Segment Open

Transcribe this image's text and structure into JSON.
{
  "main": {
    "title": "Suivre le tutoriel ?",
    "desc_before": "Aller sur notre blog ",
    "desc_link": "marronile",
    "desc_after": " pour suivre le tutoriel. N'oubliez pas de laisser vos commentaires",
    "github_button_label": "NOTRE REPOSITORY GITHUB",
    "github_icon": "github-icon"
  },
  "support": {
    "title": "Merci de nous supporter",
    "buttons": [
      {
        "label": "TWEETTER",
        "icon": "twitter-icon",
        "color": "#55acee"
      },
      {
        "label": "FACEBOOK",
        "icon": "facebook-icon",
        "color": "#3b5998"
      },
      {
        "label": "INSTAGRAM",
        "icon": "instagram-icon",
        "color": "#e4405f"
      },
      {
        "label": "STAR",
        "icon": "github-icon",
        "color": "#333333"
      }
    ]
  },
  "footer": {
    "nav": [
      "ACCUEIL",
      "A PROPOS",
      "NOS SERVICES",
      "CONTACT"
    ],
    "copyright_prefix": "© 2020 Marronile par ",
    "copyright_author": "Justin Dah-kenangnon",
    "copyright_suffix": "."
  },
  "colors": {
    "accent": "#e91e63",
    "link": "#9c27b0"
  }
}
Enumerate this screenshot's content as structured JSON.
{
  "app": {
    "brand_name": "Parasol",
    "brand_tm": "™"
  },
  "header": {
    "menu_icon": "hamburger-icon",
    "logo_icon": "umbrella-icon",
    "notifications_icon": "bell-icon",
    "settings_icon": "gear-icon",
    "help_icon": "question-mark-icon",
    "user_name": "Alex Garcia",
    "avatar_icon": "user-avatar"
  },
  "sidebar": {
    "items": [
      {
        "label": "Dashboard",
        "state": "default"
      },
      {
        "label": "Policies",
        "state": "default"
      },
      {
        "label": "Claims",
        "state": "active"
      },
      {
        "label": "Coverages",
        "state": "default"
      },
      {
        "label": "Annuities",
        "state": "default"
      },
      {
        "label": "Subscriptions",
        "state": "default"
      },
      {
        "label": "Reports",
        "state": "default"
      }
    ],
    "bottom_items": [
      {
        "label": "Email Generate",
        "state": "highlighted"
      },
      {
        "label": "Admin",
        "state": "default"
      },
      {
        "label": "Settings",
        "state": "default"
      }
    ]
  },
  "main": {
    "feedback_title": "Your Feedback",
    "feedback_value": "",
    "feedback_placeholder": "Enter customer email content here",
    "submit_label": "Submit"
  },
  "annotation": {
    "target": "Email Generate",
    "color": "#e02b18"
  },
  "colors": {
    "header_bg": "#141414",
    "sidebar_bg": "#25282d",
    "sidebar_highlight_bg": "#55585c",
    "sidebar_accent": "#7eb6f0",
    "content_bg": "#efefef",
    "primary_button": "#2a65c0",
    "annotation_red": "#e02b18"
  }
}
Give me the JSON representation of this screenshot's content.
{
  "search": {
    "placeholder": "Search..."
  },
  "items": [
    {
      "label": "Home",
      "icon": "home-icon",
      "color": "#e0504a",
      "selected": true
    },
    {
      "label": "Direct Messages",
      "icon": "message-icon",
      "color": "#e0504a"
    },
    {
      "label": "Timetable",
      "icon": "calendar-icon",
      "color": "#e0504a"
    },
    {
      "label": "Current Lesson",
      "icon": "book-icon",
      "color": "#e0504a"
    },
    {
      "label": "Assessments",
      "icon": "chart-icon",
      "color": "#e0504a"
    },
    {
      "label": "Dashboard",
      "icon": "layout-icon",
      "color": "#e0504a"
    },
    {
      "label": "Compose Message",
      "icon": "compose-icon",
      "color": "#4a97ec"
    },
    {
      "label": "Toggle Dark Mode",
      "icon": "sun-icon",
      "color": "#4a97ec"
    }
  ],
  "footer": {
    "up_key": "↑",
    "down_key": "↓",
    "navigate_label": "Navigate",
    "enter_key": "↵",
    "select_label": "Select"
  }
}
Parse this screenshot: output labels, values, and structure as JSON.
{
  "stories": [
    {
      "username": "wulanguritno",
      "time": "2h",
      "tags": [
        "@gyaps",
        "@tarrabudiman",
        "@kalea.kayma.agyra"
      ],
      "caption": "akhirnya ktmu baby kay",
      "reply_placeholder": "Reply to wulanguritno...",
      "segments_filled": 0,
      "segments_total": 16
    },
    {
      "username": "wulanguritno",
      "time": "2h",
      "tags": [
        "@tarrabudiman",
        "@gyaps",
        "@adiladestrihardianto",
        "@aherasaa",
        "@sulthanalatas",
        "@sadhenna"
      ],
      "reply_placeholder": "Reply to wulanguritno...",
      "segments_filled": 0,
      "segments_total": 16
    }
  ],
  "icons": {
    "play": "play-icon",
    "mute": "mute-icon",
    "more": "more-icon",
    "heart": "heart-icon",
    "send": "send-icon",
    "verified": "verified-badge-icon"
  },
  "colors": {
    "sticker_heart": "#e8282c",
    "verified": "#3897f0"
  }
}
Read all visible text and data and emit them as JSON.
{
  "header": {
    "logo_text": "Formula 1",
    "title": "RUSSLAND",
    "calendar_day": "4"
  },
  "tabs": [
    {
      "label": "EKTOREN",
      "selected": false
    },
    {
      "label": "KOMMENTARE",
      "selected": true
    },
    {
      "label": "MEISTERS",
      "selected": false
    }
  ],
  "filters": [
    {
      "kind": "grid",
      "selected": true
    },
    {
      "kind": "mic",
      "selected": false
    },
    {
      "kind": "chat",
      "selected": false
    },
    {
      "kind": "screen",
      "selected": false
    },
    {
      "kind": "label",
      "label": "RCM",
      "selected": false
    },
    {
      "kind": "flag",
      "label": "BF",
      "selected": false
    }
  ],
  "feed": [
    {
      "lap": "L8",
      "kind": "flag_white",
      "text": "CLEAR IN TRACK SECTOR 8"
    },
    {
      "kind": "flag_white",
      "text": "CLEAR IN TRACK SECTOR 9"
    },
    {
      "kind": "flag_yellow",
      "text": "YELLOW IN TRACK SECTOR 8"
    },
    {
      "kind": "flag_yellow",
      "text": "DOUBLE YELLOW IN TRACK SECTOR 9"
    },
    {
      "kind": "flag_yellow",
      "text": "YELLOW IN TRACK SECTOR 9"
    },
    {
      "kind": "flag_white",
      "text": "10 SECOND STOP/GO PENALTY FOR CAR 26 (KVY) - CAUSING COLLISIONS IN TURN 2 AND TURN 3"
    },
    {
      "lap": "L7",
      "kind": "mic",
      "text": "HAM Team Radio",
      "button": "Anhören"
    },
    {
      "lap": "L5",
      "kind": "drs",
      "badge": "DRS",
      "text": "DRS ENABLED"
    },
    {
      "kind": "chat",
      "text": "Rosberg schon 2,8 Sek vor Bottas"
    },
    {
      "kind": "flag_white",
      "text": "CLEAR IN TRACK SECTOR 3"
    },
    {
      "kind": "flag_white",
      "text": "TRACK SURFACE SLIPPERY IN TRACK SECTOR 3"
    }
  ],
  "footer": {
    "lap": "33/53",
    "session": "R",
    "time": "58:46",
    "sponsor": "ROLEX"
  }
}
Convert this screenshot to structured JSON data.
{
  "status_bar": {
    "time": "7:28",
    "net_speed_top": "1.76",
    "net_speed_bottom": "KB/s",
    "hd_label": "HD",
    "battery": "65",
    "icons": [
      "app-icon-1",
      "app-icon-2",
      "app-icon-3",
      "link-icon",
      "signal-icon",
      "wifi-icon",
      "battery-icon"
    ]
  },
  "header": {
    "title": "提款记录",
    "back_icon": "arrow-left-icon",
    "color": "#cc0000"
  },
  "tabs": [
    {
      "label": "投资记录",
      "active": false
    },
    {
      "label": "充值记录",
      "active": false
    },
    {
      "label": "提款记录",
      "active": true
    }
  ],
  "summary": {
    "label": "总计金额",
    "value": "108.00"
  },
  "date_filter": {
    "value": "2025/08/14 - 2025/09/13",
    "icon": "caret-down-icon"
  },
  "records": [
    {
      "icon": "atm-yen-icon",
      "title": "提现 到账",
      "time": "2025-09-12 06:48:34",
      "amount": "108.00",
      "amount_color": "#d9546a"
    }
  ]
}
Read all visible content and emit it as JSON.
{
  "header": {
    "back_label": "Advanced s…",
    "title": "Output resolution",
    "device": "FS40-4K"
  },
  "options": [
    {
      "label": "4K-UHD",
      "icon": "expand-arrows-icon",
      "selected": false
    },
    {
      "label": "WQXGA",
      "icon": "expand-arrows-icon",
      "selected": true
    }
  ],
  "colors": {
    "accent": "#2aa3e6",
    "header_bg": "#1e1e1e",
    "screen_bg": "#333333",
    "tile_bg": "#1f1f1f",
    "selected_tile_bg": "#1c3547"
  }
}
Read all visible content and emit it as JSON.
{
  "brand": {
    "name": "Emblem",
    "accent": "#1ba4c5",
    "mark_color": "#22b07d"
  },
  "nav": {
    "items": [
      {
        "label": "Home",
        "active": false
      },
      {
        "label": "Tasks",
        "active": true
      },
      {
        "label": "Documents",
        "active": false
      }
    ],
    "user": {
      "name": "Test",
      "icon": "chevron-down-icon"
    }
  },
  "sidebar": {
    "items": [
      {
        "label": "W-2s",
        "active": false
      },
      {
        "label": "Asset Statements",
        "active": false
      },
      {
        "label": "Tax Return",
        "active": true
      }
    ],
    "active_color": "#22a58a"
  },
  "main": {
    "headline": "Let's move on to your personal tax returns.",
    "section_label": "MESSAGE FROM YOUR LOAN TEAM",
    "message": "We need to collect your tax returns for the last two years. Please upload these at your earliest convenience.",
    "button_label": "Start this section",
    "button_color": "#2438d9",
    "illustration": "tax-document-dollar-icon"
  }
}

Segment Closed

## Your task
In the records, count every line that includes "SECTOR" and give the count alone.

## Task output
7